** Problem **
Show every line below where "text" appears.

== == ==

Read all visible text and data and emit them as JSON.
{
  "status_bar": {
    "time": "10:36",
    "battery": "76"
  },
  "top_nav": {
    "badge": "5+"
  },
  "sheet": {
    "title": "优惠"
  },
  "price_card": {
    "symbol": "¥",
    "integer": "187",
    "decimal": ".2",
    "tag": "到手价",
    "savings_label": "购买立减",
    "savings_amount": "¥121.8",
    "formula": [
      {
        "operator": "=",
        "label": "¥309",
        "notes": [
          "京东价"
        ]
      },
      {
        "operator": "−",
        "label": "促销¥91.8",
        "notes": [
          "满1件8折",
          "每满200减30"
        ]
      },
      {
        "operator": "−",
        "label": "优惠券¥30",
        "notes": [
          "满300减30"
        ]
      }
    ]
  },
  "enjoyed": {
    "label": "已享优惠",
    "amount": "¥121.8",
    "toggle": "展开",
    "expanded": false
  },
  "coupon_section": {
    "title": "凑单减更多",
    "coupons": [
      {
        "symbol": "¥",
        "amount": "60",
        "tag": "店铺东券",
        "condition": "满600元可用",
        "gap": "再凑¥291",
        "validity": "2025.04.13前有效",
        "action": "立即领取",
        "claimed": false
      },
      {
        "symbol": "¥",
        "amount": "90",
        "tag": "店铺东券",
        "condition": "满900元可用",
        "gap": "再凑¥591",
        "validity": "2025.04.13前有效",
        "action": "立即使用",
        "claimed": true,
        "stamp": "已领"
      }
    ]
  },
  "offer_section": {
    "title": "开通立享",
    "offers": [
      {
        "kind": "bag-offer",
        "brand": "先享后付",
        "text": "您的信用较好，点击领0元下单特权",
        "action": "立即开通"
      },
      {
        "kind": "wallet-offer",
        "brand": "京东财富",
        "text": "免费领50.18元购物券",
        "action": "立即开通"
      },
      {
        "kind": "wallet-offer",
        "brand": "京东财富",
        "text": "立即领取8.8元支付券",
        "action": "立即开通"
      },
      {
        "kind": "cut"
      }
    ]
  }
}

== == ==

** Reply **
Read all visible text and data and emit them as JSON.
        "text": "您的信用较好，点击领0元下单特权",
        "text": "免费领50.18元购物券",
        "text": "立即领取8.8元支付券",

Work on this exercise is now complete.